  • Local police were not the only ones who dreaded the day. The ratio of salespeople to customers added to the problem as sales associates frequently called in sick on this day to extend their Thanksgiving holiday weekend.

Adding a positive spin to Black Friday

Retailers wanted to put a positive spin on the gloomy term "Black Friday."

One well-known PR executive recommended adopting a positive approach that would convert Black Friday to Big Friday. The name didn't stick, but a positive spin on the day eventually paid off.

Market Value or OMV (Open Market Valuation)

OMV is the price an asset would get in the marketplace, or the value the investment community gives to particular equity or business.

Market value is also used to refer to ...

Understanding Market Value

A company's market value is a good indication of how investors perceive a business.

Market value is determined by the valuations or multiples accorded by investors to companies, including price-to-sales, price-to-earnings, enterprise value-to-EBITDA, etc. The higher the valuations, the bigger the market value.

The Dynamic Nature of Market Values

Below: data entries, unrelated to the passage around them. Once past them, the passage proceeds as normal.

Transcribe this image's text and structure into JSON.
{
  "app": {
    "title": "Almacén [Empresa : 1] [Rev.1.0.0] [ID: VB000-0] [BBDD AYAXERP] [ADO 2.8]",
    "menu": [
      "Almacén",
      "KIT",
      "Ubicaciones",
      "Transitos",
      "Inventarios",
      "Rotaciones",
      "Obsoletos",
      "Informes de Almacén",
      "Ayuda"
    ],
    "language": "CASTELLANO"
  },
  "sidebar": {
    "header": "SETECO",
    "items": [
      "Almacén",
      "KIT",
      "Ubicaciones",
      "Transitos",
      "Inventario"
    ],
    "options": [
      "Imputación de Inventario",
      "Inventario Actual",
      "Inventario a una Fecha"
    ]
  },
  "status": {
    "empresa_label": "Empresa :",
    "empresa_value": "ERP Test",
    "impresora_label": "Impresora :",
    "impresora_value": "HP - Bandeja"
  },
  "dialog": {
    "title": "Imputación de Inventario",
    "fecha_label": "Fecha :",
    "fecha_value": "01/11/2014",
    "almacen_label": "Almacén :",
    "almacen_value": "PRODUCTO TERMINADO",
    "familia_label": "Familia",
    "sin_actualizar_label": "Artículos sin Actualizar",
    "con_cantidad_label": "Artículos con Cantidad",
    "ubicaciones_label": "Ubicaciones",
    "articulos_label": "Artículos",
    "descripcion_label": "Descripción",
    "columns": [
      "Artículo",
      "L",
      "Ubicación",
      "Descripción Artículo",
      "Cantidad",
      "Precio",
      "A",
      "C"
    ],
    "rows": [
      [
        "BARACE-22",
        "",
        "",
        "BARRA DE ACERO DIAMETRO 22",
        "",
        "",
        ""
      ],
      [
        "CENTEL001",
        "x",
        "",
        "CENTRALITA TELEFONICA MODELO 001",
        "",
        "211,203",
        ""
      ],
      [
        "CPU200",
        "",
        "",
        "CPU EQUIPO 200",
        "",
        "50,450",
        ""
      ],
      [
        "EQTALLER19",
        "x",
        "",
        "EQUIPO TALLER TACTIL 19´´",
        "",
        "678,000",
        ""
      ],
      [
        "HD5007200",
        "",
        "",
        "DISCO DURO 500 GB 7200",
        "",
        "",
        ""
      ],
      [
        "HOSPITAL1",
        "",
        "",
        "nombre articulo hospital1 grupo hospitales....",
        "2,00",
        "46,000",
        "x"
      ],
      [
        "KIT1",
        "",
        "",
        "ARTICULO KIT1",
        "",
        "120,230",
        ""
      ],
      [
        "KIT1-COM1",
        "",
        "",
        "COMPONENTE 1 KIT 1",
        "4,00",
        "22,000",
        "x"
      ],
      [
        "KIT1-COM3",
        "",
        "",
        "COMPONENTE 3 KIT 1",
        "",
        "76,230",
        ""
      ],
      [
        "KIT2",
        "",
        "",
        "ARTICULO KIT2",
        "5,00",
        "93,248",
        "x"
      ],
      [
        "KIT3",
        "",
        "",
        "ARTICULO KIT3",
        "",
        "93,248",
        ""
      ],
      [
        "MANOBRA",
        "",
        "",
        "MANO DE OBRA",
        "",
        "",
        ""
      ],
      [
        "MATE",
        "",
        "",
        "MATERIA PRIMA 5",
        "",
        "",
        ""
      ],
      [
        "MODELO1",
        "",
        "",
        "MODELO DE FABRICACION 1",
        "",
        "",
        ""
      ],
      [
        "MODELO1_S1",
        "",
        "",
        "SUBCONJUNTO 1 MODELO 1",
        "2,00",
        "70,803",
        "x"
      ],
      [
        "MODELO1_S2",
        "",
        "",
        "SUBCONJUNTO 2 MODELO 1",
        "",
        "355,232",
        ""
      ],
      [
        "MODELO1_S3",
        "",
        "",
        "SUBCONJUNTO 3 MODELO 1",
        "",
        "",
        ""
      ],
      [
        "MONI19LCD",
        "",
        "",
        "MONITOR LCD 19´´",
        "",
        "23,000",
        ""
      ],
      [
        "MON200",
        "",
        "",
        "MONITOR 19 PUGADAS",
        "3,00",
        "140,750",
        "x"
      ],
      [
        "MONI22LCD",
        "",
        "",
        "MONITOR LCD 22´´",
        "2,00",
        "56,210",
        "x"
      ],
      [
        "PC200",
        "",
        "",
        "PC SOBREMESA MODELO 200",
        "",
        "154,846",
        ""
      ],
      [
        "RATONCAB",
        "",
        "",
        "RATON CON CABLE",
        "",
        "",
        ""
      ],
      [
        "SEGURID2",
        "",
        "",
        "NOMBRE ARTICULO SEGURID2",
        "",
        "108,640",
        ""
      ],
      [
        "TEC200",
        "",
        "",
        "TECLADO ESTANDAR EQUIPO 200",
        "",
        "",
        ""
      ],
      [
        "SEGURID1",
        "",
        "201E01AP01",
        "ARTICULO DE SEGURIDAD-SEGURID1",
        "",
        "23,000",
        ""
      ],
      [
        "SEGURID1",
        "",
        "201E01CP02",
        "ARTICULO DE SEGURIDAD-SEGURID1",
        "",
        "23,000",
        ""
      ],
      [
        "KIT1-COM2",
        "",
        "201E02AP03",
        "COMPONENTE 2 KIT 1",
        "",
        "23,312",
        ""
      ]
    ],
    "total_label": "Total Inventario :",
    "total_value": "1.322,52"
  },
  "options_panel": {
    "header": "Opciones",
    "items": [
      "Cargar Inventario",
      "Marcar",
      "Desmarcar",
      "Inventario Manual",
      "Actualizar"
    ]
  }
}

  • Market value is influenced by the business cycle and can fluctuate over periods of time. Market values decrease during recessions (bear markets) and rise during economic expansions (bull markets).
  • Market value also depends on the sector in which the company operates, its profitability, debt load, and the broad market environment.
  • Market value for a firm may be very different from book value or shareholders' equity. A stock will be considered undervalued if its market value is well below book value. It does not mean that a stock is overvalued if it is trading at a premium to book value - it again depends on the sector and the extent of the premium compared to the stock's peers.